Dominic Onwgen is a former top commander of the Lord’s Resistance Army (LRA) whose trial is due to commence on December 6, 2016 at the International Criminal Court (ICC) in The Hague. Ongwen is charged with war crimes and crimes against humanity allegedly committed in the villages of Lukodi, Odek, Pajule, and Abok, all located in Northern Uganda.
As his trial date looms closer, however, complications have arisen around the issue of legal representation for victims. At the moment, 2,036 victims have been approved for participation in the trial, with more still being registered by the ICC field office in Uganda. The problem stems from the existence of two separate teams of lawyers representing them, a factor that has turned out … Continue Reading
On December 6, 2016, the International Criminal Court (ICC) in The Hague will commence the trial of Dominic Onwgen, a former top commander of the Lord’s Resistance Army (LRA). Ongwen is charged with committing war crimes and crimes against humanity that allegedly occurred between 2002 and 2004 when the LRA was engaged in an insurgency against the government of Uganda. He is alleged to have committed the crimes in the Internally Displaced Person (IDP) camps of Lukodi, Odek, Pajule-Lapul, and Abok, all located in Northern Uganda.
Victims of crimes under investigation by the ICC can apply to participate in proceedings through a lawyer, apply for reparations, seek assistance, and submit communications to the Office of the Prosecutor (OTP). Such participation is … Continue Reading
Today, Ugandan rebel commander Dominic Ongwen made his initial appearance before an International Criminal Court (ICC) judge, nearly ten years after the world court issued an arrest warrant against him.
The alleged Lord’s Resistance Army (LRA) second-in-command appeared before Pre-Trial Judge Ekaterina Trendafilova to confirm his identify and be informed of the charges against him.
Earlier this month, Mr. Ongwen reportedly surrendered to peacekeeping troops in the Central African Republic and his transfer to The Hague was agreed by American Special Forces and Ugandan troops searching for the group’s leaders in that country.

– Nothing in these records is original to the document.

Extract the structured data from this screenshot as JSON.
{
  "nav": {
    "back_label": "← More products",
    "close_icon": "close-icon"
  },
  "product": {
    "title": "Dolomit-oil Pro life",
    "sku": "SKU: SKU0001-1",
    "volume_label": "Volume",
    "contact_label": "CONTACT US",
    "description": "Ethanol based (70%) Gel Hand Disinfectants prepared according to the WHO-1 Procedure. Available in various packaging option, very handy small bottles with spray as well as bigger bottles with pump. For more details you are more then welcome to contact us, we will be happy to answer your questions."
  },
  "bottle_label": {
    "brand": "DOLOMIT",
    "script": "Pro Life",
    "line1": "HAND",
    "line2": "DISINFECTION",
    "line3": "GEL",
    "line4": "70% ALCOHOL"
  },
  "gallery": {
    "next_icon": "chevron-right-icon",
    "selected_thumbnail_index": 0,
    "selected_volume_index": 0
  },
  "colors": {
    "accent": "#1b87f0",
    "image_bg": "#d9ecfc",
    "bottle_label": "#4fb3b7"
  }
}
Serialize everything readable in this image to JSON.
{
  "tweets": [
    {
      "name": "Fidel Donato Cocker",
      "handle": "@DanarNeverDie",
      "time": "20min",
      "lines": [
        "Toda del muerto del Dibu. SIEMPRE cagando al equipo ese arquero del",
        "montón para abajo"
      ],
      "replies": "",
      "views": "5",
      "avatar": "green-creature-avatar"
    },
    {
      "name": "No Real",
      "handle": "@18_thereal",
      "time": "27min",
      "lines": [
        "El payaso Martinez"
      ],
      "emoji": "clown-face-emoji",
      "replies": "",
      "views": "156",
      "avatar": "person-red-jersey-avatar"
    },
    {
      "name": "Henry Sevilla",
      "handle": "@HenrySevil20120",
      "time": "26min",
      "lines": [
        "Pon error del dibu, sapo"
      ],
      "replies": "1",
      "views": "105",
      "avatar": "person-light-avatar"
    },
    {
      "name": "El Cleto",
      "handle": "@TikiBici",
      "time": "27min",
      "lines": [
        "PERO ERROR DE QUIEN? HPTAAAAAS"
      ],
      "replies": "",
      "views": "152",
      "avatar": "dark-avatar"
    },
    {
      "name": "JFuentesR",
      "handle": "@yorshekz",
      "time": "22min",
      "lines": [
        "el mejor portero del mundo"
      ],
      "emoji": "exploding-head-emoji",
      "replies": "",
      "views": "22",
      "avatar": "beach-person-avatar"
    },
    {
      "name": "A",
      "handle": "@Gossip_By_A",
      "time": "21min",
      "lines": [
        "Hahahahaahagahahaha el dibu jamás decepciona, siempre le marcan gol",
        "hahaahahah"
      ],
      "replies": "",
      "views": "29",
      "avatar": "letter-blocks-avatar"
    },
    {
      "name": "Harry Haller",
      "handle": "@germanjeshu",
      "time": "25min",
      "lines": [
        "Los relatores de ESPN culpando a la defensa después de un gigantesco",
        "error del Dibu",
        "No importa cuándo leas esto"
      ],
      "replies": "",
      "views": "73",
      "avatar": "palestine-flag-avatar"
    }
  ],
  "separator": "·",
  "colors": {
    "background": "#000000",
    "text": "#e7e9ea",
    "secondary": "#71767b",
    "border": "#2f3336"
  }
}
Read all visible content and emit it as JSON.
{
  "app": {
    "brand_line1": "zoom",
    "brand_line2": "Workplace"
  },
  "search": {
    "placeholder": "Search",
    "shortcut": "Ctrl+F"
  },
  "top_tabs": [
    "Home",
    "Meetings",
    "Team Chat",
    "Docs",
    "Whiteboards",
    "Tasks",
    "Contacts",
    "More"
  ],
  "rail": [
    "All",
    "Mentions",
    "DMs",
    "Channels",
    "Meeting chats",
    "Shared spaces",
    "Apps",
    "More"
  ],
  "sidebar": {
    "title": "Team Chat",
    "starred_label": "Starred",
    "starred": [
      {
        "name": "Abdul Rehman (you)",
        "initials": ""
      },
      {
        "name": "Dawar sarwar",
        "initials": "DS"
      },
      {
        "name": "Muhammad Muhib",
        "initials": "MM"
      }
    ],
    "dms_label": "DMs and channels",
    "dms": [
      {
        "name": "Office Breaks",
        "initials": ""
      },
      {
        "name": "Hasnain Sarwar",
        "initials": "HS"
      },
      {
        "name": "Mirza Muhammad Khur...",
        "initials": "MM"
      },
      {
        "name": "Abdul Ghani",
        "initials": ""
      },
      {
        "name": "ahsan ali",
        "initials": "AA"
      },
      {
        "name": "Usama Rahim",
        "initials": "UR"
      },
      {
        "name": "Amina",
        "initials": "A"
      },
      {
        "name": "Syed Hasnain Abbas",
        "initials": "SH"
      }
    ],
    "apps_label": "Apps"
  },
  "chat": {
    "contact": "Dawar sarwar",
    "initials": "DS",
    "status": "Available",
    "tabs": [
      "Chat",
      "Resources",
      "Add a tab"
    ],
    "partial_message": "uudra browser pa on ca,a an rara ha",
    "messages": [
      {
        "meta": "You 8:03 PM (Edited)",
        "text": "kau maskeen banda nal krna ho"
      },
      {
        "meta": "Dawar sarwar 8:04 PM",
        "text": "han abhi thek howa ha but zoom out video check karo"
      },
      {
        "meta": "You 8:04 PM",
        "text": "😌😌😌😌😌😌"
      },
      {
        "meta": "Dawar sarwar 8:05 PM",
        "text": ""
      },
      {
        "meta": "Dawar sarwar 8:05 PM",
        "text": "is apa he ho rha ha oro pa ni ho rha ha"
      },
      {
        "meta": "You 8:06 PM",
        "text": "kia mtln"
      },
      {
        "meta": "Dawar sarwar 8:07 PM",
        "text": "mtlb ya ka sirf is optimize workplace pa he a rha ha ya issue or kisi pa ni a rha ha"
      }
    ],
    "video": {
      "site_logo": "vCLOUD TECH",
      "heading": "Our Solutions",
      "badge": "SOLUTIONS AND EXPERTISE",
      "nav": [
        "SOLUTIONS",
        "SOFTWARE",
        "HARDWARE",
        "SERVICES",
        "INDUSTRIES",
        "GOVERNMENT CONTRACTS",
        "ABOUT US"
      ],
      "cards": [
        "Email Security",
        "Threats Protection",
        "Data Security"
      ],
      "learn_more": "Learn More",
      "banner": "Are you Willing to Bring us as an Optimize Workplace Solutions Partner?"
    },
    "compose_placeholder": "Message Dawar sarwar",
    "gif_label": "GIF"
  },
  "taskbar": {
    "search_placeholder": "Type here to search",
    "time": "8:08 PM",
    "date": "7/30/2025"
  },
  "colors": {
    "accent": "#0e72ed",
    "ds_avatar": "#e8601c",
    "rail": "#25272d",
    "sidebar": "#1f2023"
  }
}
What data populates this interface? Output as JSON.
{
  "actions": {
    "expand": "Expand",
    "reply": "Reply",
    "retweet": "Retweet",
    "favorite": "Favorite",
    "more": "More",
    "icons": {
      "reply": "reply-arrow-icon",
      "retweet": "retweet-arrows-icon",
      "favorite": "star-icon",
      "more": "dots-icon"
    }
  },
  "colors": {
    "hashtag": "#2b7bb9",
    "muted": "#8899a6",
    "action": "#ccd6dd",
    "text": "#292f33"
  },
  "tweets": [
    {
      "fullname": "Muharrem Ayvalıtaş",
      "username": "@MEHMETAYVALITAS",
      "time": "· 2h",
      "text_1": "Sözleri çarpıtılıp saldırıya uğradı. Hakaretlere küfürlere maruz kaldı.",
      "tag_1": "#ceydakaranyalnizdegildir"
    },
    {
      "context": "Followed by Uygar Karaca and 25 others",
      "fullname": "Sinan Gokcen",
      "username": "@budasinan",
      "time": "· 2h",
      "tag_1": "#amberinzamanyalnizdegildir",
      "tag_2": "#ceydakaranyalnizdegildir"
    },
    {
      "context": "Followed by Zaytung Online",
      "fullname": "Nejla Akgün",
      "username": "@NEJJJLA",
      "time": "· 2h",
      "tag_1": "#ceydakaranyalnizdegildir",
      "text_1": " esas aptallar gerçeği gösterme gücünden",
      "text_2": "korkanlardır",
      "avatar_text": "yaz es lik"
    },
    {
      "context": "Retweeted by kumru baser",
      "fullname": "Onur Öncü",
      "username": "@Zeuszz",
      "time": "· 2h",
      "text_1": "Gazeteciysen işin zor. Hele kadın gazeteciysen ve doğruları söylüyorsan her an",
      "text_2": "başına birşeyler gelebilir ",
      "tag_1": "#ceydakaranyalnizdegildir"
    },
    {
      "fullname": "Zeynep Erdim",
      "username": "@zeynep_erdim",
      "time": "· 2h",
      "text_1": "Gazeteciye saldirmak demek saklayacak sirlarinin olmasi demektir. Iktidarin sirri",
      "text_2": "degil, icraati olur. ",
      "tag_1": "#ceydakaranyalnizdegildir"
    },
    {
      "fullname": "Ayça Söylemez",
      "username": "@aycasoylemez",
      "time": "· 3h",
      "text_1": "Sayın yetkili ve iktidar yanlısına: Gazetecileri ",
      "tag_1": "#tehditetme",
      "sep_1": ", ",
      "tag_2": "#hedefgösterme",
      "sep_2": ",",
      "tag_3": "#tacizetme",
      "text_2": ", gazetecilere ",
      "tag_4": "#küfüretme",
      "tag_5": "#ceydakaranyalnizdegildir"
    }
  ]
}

In court this afternoon, Mr. Ongwen said he was born in 1975 in the northern Uganda district of Gulu and abducted by the LRA at the age of 14 years. … Continue Reading
The transfer to the International Criminal Court (ICC) of Ugandan rebel commander Dominic Ongwen has drawn mixed reactions in his home country where he allegedly committed war crimes and crimes against humanity.
The second-in-command to Joseph Kony, whose Lord’s Resistance Army (LRA) wrecked havoc in northern Uganda for nearly two decades, has arrived in The Hague following his surrender in the Central African Republic (CAR) earlier this month.
However, while there appears to be wide support in the capital Kampala for Mr. Ongwen’s trial in The Hague, local media has run numerous reports of victims of his crimes suggesting that the rebel commander should be tried locally.
There have also been suggestions by some victims, particularly members of his Acholi community that were … Continue Reading
The Ugandan army has confirmed that the rebel commander who surrendered in the Central African Republic (CAR) this week is Major-General Dominic Ongwen, one of the Ugandan fugitives indicted by the International Criminal Court (ICC) in 2005. However, it remains unclear whether Uganda will surrender him to the world court.
Uganda’s president Yoweri Museveni has recently led the campaign for African countries to abandon the ICC, making it unlikely that the senior Lord’s Resistance Army (LRA) commander will be transferred to The Hague.
While there are suggestions that he should be tried locally, there are also strong voices urging amnesty for the 34-year-old rebel commander, on the ground that he himself was a victim of the LRA, having been abducted and conscripted … Continue Reading